THE SINSEH IS IN
News Source: The Sunday Times, 6th March, 2005
By: Teo Cheng Wee
A vet’s use of Traditional Chinese Medicine to treat animals at the Singapore Zoo has gained attention
AH MENG was not happy. Two months ago, the 46-year-old orang utan and Singapore Zoo icon was suffering from piles and was constipated.
She seemed listless and lethargic and was not her usual self.
Enter Dr Oh Soon Hock, resident zoo vet for the last 14 years and Traditional Chinese Medicine (TCM) guru to its animals.
He ground a mixture of Chinese herbs, mixed it with warm water and honey, and fed it to Ah Meng.
With a week, her constipation was gone and she was back to her contented ways.
It was Ah Meng’s second TCM experience – her first was one and a half years ago when she was treated for the same ailment.
Thousands of years after its first documented uses, TCM is moving beyond humans and has been adapted for animal welfare in the last decade.
This trend is being documented in an upcoming series, New Breed Vets, which debuts on Animal Planet early next year.
Hosted by the popular Australian star of (The) Crocodile Hunter, Steve Irwin, the series features unusual and cutting-edge veterinary techniques.
Irwin and his film crew were at the Singapore Zoo recently to shoot Dr Oh in action.
Together with 16 journalists, Irwin watched him perform acupuncture on an 18-year-old Asian Elephant called Tun.
It was suffering from chronic lameness in the right foreleg after being injured by another elephant.
Zookeepers coaxed the elephant to lie down as Dr Oh inserted eight needles into different acupuncture points on her right shoulder and elbow.
The needles used in animals are different from those used in humans. In Tun’s case, they were about twice as thick and long.
This was the elephant’s sixth session in six weeks.
According to Dr Oh, she responded well to treatment and is no longer limping like she used to.
The elephant can also bend her foreleg now, something she had difficulty doing in the past.
Irwin was clearly excited about the prospects of TCM.
It was the first time that he had witnessed acupuncture on an animal and proclaimed it “sensational, innovative and clever”.
He had also seen Ah Meng take her TCM medication earlier in the day and was enthusiastic with the results.
“It was a great poop,” he joked. “It works – the proof is in the pudding.”
He added: “Whatever TCM can do for humans, it can do for animals. We can absolutely adapt it – we just need the expertise for it.”
Although TCM for humans is similar to that for animals, it is Dr Oh’s background that allows him to straddle the two disciplines.
He attended the veterinary school in National Taiwan University in 1981, hoping to learn more about animals so as to continue the family business of rearing pigs.
It was there that he first learnt about TCM for animals, after taking a course on animal acupuncture.
On his return to Singapore, he joined the zoo as a vet in 1990 as the business of pig farms was being phased out by the Government.

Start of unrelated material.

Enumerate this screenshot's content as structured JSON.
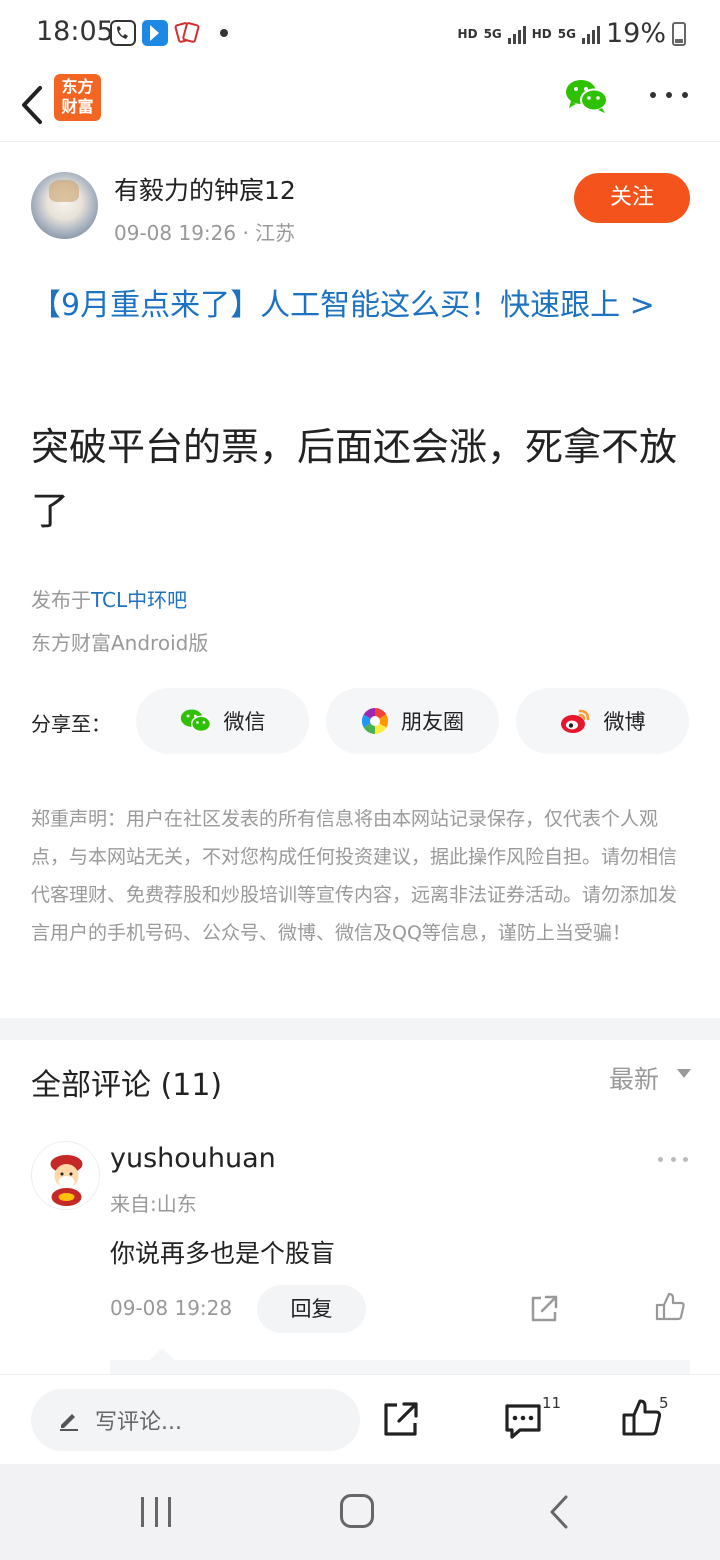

At the same time, he began taking a TCM course at the Singapore Chung Hwa Medical Institution.
After graduating in 1994, he began to use his own blend of TCM and veterinary science to treat animals that weren’t responding to modern medicine, and with the blessings of the zoo management.
It was a hit.
He has successfully treated horses for sinus problems, sea-lions for eye irritation and civet cats for chronic diarrhoea.
A giraffe which had a problematic and infected sternal wound on its chest for six years was cured with TCM herbs in about two months.
On average, Dr Oh treats about five animals at the zoo every month using TCM.
“The advantage of TCM is that it has no side effects. We’ll try modern medicine first but if that doesn’t work, we’ll use TCM,” he said.
Although he is currently the only one practicing this veterinary treatment method here, he hopes other vets here and abroad can do so, too.
“TCM’s benefits to animals are clear. It can also be used on domestic animals like dogs or cats. I foresee a good future for it.”